By Coach Benner
With the busy summer surfing season and many contests now afoot, some have found it difficult, as laymen or non-surfing public, to fully understand the basic meanings of surfing lingo or expressions that are used daily by surfers in conversations amongst themselves and their inner circle. Listed below are a few of the more common terminologies used within their vocabulary. It may help towards a better understanding of this colorful lingo. Some examples are: “dude,” “betty,” “backsider,” “frontsider,” and “goofyfoot.” These, along with other terms, are used by surfers and today’s press daily as an important part of the surfing culture.
Barrel: That large or small inside section of a wave that breaks, allowing a good surfer to pass through it and score heat-pleasing points. Some just call it a tube ride.
Betty: A female surfer of note, often just called a chick.
Dude: A term male surfers greet each other with when that person’s real name is unknown. It can be used for almost any male personality.
Dudette: A seldom used term for a woman surfer or female beachgoer.
Wahine: Originally a Hawaiian name for any female who loves the ocean. It is sometimes used as a general term for really top women surfers.
Backside: Surfing position in which the surfer rides with his fanny or back to the wave. It also refers to a surfer’s fanny.
Frontside: A position when surfing, where the surfer rides facing the wave.
Asphalt Surfer: Refers to skateboarders coasting along streets or down wild bone scraping asphalt hills. Good surfers make excellent skateboard riders, as many skateboarders make excellent surfers. Balance and maneuverability!
Carve: An action whereby the surfer maneuvers to cut the water with the rail of the surfboard, producing a very large spray.
Floater: A scoring maneuver in which the surfer lets his board run across the broken froth, or upper lip, of the wave.
Tailside: Where the surfer throws the tail of his board out of a carve, causing the tail end to slide. Also called a brodie.
Bone Crushers: Giant waves that crash or break over a surfer with dangerous bone-crushing or board-smashing force.
Cutback: A beautifully carved maneuver in which the surfer turns his board a full 180 degrees to get back to the whitewash part of a wave.
Goofy Foot: A stance in which the surfer rides with the right foot forward. This is the opposite of the surfer using the regular left foot forward.

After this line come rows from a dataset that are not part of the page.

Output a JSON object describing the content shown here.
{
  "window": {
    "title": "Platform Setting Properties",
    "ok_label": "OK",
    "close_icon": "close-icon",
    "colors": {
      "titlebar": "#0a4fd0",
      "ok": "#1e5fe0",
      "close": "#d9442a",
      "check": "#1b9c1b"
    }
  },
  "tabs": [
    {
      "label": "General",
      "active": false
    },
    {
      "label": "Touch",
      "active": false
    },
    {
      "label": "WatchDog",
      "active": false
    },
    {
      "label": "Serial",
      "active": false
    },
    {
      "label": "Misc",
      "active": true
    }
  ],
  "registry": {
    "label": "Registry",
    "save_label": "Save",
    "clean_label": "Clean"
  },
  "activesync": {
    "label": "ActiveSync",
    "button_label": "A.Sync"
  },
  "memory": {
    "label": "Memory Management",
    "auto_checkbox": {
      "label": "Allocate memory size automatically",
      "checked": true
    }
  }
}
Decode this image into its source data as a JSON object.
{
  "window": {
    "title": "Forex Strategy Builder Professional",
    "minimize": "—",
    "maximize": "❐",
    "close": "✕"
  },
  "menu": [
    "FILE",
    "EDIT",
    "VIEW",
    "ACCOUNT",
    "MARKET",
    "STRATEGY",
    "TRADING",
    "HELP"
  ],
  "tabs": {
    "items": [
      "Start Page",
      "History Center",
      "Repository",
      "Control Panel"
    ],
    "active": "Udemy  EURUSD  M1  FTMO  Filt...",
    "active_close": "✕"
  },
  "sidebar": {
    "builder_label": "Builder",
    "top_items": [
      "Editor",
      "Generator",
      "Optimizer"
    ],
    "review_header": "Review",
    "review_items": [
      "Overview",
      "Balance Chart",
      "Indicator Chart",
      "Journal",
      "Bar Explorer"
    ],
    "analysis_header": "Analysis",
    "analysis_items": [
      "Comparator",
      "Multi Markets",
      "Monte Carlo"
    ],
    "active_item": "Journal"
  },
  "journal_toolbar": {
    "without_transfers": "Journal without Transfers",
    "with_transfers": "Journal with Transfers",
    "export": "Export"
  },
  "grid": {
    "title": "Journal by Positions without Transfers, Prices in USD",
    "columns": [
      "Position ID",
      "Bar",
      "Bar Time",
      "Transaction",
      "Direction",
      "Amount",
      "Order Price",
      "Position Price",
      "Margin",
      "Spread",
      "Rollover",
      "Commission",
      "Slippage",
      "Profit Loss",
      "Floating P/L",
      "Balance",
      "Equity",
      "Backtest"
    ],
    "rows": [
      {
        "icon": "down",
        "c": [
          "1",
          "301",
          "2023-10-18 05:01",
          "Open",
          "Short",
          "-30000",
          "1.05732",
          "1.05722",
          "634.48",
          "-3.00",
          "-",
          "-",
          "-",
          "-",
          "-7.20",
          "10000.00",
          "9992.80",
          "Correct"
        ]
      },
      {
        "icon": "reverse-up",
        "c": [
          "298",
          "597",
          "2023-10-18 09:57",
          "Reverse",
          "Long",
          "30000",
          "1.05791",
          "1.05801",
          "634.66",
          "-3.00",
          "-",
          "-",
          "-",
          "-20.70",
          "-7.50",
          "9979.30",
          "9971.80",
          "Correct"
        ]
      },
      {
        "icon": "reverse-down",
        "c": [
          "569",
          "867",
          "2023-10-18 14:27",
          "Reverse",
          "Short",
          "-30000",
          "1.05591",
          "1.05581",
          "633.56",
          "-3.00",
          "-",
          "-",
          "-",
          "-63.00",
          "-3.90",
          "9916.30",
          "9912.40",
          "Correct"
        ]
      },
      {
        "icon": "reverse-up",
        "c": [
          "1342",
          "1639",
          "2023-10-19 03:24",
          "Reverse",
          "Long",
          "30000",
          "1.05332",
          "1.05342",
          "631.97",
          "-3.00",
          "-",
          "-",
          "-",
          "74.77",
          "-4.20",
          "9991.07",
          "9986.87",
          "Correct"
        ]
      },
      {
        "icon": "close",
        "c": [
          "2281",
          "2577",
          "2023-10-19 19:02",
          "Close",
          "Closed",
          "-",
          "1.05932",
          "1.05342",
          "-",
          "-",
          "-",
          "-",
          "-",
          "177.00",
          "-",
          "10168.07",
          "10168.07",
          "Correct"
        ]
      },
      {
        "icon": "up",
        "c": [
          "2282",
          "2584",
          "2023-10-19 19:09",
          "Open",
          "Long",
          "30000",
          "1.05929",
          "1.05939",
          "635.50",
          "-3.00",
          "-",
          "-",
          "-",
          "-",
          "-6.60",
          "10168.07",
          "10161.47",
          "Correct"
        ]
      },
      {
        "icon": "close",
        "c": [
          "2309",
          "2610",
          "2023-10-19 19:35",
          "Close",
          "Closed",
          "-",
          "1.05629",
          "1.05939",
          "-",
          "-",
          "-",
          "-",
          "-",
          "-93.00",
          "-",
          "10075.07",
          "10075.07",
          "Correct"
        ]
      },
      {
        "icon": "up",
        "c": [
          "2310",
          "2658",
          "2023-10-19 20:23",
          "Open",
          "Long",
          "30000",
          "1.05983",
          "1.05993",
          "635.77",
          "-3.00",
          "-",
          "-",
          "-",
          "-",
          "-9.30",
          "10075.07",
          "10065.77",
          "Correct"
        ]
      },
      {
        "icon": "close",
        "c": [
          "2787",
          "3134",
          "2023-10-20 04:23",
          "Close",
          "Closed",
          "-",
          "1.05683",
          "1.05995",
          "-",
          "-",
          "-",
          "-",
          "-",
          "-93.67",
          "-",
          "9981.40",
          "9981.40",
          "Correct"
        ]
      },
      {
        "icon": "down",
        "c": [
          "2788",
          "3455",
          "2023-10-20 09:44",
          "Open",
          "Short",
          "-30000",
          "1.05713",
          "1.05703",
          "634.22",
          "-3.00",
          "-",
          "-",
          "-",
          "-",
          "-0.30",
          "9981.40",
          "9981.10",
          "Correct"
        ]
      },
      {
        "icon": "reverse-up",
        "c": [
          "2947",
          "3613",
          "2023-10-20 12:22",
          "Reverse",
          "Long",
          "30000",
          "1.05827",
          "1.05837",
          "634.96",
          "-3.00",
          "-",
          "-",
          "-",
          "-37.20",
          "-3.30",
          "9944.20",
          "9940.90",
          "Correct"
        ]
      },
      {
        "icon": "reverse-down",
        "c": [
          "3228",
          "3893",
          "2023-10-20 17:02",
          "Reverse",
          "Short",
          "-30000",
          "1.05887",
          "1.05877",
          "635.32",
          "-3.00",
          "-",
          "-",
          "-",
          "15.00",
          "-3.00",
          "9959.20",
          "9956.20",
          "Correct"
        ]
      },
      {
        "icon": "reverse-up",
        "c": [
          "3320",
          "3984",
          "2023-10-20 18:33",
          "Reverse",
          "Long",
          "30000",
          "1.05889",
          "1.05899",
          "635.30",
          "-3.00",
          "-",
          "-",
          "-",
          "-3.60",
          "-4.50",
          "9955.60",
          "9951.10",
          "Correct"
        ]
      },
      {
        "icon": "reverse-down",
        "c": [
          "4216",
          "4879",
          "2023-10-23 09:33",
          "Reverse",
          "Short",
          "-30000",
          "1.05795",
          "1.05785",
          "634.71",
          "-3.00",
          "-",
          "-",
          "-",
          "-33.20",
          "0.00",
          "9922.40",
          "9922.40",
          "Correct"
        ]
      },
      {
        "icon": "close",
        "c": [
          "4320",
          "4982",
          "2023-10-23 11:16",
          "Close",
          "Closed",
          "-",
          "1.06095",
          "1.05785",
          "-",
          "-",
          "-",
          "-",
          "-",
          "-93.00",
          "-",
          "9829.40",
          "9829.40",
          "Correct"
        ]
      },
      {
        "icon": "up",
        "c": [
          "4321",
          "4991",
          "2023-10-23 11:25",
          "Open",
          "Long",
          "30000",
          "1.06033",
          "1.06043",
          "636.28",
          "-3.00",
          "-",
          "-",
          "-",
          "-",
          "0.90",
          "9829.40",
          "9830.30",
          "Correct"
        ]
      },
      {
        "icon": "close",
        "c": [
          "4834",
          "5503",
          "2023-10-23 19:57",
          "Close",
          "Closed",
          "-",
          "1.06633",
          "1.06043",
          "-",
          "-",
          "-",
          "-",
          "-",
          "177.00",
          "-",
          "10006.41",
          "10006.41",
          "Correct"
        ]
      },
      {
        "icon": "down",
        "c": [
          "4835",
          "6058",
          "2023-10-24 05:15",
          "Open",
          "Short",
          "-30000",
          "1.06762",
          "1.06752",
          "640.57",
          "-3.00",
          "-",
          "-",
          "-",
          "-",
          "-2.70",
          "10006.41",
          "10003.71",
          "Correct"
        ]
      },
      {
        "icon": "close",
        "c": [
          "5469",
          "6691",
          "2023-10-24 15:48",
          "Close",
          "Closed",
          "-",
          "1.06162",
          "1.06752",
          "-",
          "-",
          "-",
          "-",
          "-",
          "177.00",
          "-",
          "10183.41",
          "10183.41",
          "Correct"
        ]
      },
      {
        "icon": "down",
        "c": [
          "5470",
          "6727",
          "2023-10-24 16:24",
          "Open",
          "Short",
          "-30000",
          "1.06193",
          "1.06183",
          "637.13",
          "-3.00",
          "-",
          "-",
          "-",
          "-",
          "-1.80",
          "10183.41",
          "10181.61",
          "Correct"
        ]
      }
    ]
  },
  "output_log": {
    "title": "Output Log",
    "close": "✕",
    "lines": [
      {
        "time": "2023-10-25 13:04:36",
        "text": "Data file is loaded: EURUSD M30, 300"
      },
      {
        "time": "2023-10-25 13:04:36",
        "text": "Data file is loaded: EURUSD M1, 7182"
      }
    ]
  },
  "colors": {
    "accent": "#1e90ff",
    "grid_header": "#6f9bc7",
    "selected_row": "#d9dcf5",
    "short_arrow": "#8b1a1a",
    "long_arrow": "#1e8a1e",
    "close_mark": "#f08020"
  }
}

Bottom Turn: Turning through the trough of a wave to proceed into an eye-catching snap aerial.
Deck: The top of a surfboard covered with wax for holding traction.
Green Room: That space a surfer finds inside a barrel or tube. Also called greenhouse.
Snap Off the Lip: A sharp quick turn by the surfer at the top of the wave.
Hang Loose: A surfer’s term for “Everything’s cool, Dude.” Hand signal called shaka by Hawaiians. Also “Ti-Ping Rebellion” identity greeting used by the Chinese during the rebellion of the 1850s – 1860s.
Stoked: A happy feeling of euphoria after successfully surfing a really great heat or wave.
Ding: Bad dent or scratch in one’s surfboard.
Swell: That energy that moves through the deep ocean, causing very large waves for many hours or even days. Also an insulting expression used by young people, such as, “Oh, swell.”
Point Break: A break in which the waves peel almost evenly along the edge of a headland.
Pearldive: An unsteady take-off that causes the surfer and his board to nosedive to the bottom of a wave.
Grom: A very young surfer with considerable talent.
Gremmie: Teen surfer with skill and talent beyond his years in the understanding of surfing and mastery of the waves.
Hang Ten: A surfing technique whereby a good surfer gets all ten of his toes over the tip or nose of his board.
Oz Land: A surfer’s shortcut wording when referring to the continent of Australia. Or Aussie, basically meaning Australian.
Longboard: Generally a surfboard longer than 9 feet, made of wood and having two or three coats of fiberglass.
Shortboard: A surfboard anywhere from 5 to 7 feet long, weighing about 5 to 6 pounds.
Bushed: For example, when a good surfer totally blows a good wave or wave set.
Lineup: The area where surfers gather to pick off the better waves.
Kook: That often unskilled surfer or grem who gets in the way of talented surfers; the type that has a better surfer saying, “Hey, surf my scraps closer to shore, Dude.”
Dropping In: Taking off in front of a surfer who is already standing. A form of poor surfing ethics, for most wave hogs who are never really happy.
Rubber Arm: Surfers who pretend to paddle their arms, but go nowhere purposely, trying to fake another surfer out of a good wave.
Filthy: An Australian surfer’s term referring to anything really good; for example, “He just caught a filthy” – meaning good – “wave.”
Hopefully the above will help the general public, young grom or gremmie to better understand what the two older surfers standing next to them might be mumbling about stating, “Aye, mate. Look at that kook out there on the shortboard. He just bushed a very good wave.” It’s a cool manner of speech within the surfing ranks; however, like some poetry, it makes for interesting writing, yet a somewhat funky conversation. “Congratulations to the Triton Surf Team for winning the NSSA title again.” b